“MIIG is an excellent alternative approach to implant seating in light of poor proximal phalangeal support,” wrote Dr. Schoenhaus, a Fellow of the American College of Foot And Ankle Surgeons.
Exploring Minimally Invasive Treatment Options
2. Isoguard System (Koby Surgical). This five-component system offers podiatrists minimally invasive surgical approaches to performing Morton’s neuroma decompressions and plantar fasciotomies.
When it comes to the intermetatarsal nerve decompression, the Isoguard system is indicated when the patient has failed conservative treatment for chronic neuroma pain or when the surgeon opts to decompress the nerve as opposed to excising it.
Bruce Werber, DPM, concurs, noting that he reserves the small incision procedure for patients who have relatively new neuromas of less than a year in duration and have failed sclerosing alcohol injections and orthotic control.
While Dr. Werber cautions that he has only performed eight procedures with this device to date and that eight months out is a better barometer to judge the effectiveness of the procedure for Morton’s neuroma, he says the preliminary results have been “very encouraging” so far.
Dr. Werber, the President of the American College of Foot and Ankle Surgeons, reports no recurrences and that all of the patients have done well postoperatively with minimal inconvenience to their lives.
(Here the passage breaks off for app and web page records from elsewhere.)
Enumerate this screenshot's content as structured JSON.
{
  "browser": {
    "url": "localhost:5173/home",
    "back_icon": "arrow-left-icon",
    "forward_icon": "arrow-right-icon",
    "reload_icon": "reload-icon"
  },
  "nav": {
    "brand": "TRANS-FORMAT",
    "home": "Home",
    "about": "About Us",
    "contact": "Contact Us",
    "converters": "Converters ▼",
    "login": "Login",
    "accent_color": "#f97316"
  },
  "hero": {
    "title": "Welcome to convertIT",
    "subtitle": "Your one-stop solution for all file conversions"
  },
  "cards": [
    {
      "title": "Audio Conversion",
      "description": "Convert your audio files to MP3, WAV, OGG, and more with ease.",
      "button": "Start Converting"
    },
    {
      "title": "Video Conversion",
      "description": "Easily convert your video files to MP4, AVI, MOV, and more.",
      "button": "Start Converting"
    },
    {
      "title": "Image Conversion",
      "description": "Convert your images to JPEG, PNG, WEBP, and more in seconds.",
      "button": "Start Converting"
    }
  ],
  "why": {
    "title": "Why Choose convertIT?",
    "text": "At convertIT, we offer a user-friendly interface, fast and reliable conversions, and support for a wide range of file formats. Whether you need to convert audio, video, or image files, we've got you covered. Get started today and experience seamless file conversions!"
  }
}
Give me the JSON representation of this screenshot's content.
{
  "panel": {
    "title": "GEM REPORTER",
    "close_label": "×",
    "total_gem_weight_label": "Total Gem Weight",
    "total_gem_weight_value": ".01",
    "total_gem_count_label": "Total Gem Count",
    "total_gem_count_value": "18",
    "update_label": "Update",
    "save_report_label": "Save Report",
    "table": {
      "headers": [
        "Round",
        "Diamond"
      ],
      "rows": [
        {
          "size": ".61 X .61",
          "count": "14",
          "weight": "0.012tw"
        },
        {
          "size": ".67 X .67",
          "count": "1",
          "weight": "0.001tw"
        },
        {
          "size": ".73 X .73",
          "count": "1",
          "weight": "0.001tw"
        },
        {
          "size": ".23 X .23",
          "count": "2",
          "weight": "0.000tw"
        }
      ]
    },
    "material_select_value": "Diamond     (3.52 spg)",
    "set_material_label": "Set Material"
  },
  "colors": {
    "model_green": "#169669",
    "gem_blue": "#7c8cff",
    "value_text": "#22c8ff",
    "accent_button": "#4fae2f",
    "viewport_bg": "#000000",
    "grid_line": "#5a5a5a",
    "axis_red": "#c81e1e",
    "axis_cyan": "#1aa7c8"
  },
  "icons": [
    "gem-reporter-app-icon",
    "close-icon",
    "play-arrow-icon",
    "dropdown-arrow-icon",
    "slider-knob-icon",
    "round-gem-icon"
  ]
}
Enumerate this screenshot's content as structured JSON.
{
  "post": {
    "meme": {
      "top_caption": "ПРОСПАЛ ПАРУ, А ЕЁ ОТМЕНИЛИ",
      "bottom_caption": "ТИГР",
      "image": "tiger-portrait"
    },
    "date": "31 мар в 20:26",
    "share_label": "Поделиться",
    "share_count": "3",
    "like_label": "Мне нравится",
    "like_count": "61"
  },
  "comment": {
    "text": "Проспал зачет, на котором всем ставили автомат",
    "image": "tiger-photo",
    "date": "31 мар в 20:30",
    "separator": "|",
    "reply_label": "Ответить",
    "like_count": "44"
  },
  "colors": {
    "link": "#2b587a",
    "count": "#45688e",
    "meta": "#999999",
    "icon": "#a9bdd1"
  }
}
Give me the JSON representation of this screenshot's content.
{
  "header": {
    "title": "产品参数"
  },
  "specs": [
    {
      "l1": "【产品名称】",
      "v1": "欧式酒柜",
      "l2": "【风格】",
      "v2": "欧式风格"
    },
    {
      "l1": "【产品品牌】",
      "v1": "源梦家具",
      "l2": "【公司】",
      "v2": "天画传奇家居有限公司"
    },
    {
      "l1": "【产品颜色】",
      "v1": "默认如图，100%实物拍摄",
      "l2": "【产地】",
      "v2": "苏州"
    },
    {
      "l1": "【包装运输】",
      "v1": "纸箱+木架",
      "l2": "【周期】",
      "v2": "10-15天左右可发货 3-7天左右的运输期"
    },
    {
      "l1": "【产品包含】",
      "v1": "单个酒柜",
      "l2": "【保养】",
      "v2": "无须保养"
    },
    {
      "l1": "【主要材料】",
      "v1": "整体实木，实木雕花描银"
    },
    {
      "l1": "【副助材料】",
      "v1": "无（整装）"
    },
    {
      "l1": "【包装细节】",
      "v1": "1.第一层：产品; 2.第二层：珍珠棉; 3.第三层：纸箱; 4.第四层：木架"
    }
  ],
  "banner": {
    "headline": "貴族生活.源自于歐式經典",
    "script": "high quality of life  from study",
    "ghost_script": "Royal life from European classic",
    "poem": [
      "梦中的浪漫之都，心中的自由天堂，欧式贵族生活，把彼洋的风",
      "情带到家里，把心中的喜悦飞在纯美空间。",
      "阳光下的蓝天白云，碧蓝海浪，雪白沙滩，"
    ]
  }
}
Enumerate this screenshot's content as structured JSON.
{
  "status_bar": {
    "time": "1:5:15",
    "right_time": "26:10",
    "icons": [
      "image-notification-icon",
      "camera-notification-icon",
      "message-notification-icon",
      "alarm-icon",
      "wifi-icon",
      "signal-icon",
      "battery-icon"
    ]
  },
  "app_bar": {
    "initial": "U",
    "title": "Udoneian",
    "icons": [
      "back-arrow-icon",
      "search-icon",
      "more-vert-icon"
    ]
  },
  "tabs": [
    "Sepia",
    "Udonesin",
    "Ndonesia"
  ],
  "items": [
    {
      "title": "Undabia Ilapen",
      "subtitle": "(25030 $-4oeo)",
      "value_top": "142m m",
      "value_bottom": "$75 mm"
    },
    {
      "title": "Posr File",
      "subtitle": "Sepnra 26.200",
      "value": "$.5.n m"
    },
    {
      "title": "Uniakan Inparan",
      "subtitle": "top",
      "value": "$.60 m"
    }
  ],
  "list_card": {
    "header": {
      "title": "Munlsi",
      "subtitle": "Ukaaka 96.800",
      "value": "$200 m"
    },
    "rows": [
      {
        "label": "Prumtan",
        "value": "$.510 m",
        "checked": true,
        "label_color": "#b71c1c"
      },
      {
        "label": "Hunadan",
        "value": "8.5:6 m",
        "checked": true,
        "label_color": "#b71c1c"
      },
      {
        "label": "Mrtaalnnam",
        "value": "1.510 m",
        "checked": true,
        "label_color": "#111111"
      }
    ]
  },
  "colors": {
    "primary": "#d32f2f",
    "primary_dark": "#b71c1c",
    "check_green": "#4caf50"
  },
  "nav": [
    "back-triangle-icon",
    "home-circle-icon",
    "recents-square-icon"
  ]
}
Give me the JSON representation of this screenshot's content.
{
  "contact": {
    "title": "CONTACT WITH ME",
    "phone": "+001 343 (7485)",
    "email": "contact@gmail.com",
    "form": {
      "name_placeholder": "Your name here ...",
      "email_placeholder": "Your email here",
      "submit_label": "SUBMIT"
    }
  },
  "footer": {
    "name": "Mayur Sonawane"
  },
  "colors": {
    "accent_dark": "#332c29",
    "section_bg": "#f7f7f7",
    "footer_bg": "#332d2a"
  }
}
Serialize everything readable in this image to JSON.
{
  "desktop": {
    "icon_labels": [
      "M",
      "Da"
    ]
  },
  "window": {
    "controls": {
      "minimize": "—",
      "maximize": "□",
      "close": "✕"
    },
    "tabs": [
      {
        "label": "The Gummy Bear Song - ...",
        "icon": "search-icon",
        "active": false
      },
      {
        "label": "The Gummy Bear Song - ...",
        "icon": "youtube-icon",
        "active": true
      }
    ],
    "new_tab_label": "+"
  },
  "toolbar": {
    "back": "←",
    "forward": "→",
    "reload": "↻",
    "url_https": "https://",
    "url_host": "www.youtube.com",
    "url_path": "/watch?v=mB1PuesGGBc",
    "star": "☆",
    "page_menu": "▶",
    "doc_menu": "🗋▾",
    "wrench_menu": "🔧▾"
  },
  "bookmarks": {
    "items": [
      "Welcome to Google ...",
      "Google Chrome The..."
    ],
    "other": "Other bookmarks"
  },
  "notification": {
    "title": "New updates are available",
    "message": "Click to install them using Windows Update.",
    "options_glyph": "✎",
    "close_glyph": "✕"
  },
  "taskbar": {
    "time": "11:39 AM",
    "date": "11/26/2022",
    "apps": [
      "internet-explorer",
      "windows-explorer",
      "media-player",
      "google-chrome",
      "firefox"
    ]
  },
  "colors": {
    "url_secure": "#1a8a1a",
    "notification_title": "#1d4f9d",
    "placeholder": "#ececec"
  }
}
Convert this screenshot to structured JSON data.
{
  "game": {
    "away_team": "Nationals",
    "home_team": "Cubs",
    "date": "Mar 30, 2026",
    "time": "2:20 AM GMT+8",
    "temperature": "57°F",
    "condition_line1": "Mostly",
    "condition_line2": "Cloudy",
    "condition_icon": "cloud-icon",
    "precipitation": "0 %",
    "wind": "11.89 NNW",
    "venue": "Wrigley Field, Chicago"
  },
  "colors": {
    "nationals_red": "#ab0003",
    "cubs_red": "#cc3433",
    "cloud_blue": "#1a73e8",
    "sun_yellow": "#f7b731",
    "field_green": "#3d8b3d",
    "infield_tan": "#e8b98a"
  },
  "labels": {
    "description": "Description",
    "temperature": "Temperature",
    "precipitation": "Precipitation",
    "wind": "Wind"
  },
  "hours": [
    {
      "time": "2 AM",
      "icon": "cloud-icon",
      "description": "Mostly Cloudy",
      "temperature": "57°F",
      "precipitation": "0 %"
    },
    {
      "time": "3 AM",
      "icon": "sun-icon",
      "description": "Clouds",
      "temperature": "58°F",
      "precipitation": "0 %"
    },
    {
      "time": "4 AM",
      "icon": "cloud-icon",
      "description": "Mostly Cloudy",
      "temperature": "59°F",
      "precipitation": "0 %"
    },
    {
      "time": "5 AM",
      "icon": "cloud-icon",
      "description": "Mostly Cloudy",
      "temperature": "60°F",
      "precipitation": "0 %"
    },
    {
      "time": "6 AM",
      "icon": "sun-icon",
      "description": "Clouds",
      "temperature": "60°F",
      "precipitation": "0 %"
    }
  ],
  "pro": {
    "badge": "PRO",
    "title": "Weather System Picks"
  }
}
He notes that those who had sedentary jobs went back to work the next day. He says one nurse took some time off but was back at work in two weeks and was “extremely happy” with the results.